EXERCISE REQUIREMENTS
Go line by line through the data and copy those with the word "units".

RECORD EXTRACTS
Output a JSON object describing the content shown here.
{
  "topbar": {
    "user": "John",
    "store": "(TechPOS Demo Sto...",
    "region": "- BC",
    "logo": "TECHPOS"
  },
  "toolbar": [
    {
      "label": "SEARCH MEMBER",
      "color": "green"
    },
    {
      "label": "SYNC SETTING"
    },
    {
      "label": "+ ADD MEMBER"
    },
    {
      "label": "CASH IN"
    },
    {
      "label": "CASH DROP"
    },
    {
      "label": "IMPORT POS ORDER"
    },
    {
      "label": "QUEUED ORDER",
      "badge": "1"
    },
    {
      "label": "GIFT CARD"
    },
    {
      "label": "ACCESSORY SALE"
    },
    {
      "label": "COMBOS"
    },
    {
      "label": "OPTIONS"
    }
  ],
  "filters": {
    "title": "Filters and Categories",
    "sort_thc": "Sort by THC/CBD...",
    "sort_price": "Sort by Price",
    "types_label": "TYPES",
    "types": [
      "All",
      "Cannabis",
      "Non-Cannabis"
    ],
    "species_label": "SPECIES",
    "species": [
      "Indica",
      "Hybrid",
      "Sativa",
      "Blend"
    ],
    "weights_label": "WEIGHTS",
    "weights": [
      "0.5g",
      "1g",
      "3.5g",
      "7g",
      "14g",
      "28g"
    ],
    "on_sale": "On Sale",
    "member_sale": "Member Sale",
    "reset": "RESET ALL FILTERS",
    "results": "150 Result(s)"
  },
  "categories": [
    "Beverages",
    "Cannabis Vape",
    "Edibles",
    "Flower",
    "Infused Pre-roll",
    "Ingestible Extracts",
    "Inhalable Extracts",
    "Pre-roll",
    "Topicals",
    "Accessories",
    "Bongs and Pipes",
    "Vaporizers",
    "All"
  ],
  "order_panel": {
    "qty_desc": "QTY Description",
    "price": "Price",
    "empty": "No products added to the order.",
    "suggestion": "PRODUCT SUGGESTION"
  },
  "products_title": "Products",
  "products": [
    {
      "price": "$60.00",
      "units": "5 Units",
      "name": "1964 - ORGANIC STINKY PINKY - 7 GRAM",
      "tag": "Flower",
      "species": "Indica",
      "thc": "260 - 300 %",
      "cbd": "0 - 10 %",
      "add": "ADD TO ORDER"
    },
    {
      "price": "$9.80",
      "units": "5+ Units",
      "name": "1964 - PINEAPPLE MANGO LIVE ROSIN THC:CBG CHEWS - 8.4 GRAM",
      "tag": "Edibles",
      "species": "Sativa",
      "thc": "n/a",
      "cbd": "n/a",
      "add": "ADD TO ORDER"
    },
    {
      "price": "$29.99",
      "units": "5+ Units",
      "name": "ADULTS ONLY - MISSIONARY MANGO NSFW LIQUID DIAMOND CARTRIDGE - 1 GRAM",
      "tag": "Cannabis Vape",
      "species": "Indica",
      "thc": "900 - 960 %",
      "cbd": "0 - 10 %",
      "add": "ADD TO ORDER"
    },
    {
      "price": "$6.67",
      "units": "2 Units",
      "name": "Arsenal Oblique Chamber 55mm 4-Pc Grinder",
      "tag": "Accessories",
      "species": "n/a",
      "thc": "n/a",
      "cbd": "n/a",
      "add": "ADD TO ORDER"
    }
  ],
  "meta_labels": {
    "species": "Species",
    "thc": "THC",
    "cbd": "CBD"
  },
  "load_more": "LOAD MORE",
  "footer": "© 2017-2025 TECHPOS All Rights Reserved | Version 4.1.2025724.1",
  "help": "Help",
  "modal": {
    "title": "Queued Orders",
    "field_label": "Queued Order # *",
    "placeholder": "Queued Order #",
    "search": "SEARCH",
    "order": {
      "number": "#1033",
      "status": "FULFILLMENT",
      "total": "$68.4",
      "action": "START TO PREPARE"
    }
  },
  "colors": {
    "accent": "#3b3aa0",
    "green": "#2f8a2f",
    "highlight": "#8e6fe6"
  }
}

ANSWER
      "units": "5 Units",
      "units": "5+ Units",
      "units": "5+ Units",
      "units": "2 Units",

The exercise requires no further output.